<<<<

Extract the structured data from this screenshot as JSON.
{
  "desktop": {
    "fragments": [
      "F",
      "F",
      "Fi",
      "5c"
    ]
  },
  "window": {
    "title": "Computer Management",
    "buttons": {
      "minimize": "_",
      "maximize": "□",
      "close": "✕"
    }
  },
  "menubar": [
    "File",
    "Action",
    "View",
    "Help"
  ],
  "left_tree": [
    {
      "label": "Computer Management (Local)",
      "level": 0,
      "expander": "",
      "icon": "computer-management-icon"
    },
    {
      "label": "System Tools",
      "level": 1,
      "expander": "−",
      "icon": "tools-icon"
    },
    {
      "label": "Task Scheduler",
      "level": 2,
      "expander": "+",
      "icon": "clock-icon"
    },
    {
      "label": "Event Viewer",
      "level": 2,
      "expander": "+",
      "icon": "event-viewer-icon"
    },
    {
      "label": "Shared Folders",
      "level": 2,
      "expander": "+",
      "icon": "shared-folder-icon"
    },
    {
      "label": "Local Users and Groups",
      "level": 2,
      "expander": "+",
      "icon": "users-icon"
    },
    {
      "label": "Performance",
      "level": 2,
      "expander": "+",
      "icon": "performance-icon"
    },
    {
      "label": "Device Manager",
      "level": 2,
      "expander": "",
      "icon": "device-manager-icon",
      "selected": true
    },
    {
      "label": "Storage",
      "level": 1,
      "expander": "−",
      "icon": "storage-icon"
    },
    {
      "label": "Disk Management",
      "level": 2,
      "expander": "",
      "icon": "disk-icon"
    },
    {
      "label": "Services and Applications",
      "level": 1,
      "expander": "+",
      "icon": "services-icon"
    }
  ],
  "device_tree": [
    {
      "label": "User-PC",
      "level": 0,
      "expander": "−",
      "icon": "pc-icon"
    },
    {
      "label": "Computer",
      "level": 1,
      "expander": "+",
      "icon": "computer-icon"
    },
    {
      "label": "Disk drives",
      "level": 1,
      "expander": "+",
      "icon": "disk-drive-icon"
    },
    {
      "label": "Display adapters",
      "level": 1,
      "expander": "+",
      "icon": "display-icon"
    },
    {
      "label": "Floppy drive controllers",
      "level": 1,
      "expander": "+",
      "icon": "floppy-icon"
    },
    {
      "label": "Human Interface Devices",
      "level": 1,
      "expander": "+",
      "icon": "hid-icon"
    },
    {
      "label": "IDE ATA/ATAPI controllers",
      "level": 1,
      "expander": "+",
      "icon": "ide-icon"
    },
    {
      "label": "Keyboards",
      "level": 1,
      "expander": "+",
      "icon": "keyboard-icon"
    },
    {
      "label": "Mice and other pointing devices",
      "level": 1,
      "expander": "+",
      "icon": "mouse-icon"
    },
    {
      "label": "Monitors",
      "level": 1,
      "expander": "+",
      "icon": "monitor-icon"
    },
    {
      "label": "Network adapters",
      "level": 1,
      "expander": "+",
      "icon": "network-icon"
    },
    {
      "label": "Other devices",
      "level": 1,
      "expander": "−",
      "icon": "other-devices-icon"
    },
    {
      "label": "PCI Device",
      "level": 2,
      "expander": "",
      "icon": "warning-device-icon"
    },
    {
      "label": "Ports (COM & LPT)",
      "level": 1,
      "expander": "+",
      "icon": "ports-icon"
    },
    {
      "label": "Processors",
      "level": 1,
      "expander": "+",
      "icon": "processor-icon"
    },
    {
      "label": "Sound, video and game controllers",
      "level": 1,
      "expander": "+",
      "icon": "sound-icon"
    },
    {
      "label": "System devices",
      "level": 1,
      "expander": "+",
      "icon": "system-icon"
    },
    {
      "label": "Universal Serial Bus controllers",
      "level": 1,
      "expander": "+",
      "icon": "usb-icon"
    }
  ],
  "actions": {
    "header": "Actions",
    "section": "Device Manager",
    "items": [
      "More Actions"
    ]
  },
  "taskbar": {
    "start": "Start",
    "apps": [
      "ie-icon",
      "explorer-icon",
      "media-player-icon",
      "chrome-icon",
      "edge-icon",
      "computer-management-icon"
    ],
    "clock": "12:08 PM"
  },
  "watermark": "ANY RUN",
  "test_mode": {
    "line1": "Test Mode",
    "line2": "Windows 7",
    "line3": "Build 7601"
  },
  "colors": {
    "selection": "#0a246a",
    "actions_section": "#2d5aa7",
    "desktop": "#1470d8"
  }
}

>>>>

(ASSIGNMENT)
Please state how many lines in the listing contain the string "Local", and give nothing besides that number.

(TASK ANSWER)
2